* **TASK REQUIREMENTS**
This exercise calls for copying every line below that holds the word "page".

** Opening ENTRIES SUPPLIED block **

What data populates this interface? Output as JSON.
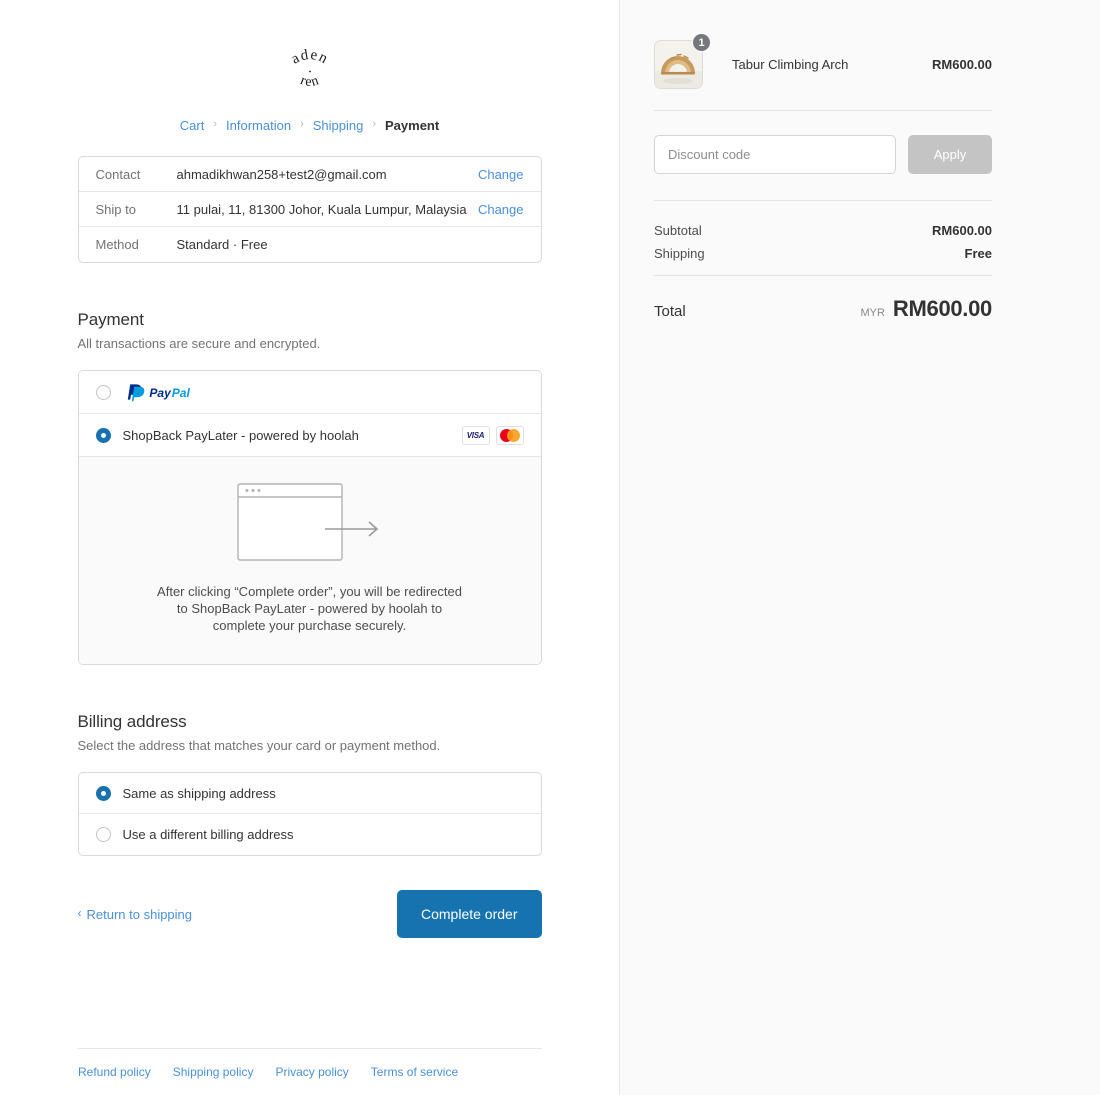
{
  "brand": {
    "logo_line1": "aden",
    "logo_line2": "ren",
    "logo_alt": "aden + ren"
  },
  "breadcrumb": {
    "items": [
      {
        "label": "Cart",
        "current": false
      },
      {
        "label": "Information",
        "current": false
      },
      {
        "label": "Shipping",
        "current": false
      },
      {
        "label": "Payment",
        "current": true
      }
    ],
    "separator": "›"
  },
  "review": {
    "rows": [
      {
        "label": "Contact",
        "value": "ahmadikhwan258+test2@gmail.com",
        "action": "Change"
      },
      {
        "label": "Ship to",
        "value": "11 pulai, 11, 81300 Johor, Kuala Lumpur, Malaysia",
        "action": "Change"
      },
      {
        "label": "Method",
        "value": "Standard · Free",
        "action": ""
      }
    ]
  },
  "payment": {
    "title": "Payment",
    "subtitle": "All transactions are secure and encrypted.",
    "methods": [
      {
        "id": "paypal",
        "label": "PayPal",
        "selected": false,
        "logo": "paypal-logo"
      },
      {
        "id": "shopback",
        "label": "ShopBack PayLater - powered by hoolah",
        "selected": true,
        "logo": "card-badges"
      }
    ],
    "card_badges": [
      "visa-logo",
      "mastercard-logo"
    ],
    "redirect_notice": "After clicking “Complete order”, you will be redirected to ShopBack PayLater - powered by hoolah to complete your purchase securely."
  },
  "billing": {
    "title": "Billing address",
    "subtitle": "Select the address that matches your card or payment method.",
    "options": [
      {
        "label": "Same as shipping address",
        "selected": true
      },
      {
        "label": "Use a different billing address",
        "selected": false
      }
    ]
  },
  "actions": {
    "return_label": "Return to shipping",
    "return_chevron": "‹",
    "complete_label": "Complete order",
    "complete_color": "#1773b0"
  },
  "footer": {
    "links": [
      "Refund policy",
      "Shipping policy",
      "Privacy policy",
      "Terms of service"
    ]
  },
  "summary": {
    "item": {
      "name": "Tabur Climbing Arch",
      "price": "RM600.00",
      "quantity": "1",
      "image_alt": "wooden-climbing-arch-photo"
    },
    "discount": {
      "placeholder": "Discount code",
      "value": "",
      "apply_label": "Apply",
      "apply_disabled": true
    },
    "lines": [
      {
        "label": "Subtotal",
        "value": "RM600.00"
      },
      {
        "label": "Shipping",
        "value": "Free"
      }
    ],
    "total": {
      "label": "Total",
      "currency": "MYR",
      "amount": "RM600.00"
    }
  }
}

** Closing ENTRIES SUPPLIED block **
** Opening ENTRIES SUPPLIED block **

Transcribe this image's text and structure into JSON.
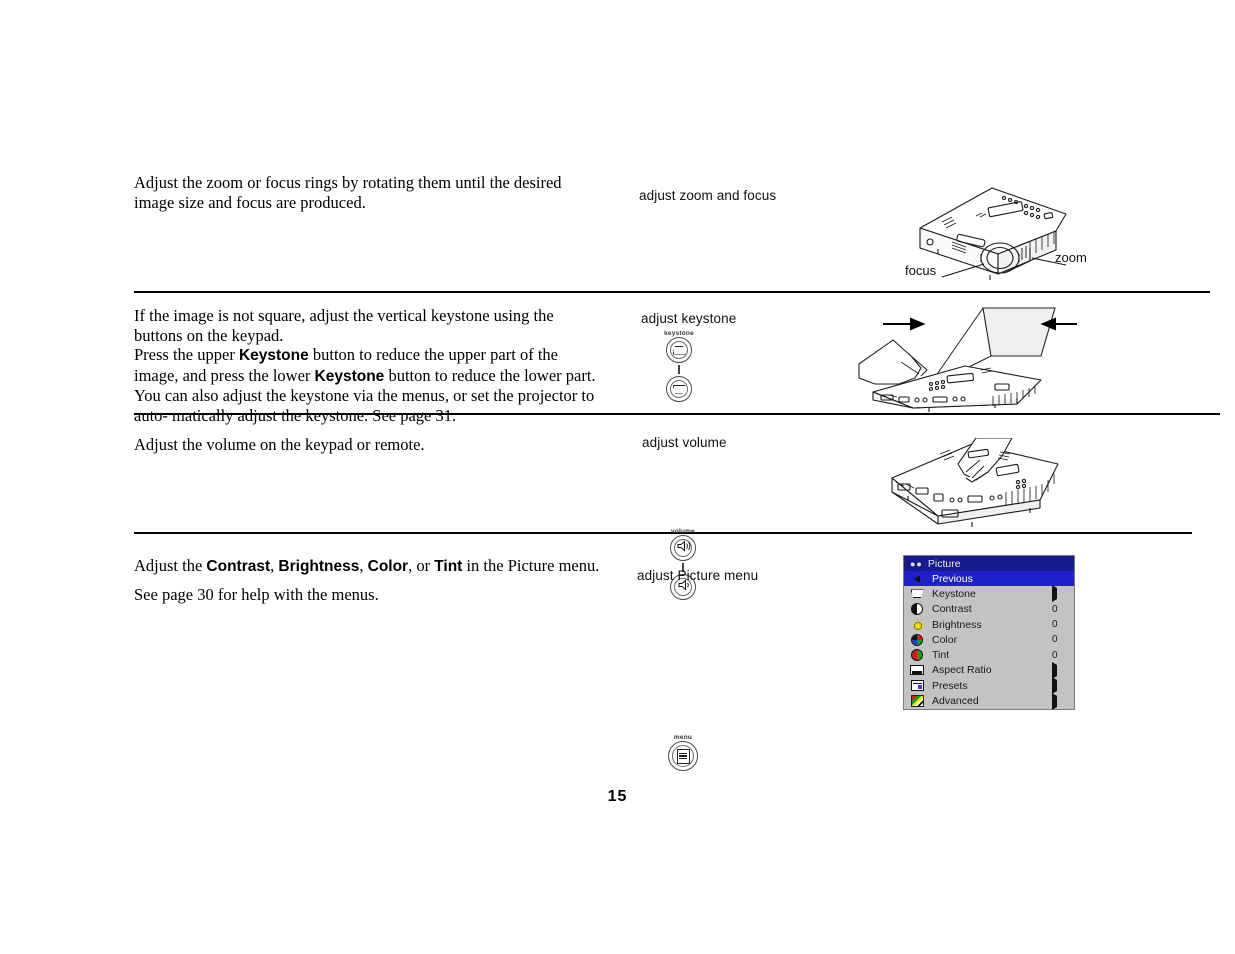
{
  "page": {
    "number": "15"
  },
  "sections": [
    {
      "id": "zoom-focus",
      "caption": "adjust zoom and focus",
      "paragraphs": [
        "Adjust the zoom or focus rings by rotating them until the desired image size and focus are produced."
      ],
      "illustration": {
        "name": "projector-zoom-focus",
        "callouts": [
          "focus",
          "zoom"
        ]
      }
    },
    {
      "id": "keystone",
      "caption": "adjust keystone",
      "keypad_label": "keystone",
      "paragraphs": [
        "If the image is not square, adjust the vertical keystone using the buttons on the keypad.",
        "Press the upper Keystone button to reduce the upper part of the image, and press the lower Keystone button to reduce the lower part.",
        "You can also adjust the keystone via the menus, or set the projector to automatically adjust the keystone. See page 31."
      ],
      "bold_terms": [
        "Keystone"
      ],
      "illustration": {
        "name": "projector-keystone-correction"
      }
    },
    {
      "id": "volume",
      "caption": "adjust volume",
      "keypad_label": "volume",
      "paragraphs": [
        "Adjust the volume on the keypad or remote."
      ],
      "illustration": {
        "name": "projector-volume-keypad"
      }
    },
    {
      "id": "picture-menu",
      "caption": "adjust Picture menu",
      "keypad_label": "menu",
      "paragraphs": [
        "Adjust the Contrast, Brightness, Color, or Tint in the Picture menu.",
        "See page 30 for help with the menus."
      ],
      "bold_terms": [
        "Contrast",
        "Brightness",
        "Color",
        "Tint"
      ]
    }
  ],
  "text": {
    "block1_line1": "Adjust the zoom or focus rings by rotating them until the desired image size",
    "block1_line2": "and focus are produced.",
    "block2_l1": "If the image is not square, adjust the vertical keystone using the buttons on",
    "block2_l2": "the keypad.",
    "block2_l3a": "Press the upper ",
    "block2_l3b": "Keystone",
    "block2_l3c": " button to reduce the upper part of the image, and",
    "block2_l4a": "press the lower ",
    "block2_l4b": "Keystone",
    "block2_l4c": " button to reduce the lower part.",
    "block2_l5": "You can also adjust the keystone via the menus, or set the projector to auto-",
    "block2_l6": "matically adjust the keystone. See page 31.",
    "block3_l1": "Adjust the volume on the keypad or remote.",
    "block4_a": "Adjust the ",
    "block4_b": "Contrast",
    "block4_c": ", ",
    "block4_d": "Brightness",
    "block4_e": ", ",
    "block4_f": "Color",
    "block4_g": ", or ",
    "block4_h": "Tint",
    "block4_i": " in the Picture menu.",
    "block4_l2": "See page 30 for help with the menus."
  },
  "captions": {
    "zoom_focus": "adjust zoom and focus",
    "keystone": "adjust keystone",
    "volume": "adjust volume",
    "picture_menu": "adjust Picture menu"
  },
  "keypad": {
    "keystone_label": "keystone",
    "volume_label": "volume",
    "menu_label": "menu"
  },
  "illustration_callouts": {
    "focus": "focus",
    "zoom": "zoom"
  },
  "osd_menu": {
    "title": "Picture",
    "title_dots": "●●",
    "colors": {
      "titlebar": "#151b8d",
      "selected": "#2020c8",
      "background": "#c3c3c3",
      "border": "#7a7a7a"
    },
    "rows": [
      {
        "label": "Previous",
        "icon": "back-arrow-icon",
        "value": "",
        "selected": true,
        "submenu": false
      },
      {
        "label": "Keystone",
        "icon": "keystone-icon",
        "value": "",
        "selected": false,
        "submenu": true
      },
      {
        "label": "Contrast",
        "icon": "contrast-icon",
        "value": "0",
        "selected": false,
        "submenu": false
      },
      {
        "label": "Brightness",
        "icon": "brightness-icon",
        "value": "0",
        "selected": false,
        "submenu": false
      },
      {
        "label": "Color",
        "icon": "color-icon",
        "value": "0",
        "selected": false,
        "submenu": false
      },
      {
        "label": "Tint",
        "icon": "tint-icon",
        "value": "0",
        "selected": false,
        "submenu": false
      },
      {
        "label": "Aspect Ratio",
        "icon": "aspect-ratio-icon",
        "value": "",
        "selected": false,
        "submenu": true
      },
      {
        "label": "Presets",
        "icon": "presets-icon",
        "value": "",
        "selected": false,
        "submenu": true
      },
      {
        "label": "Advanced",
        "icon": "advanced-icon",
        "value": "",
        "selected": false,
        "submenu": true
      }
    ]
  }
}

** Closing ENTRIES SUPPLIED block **

* **EXERCISE ANSWER**
  "page": {
        "You can also adjust the keystone via the menus, or set the projector to automatically adjust the keystone. See page 31."
        "See page 30 for help with the menus."
    "block2_l6": "matically adjust the keystone. See page 31.",
    "block4_l2": "See page 30 for help with the menus."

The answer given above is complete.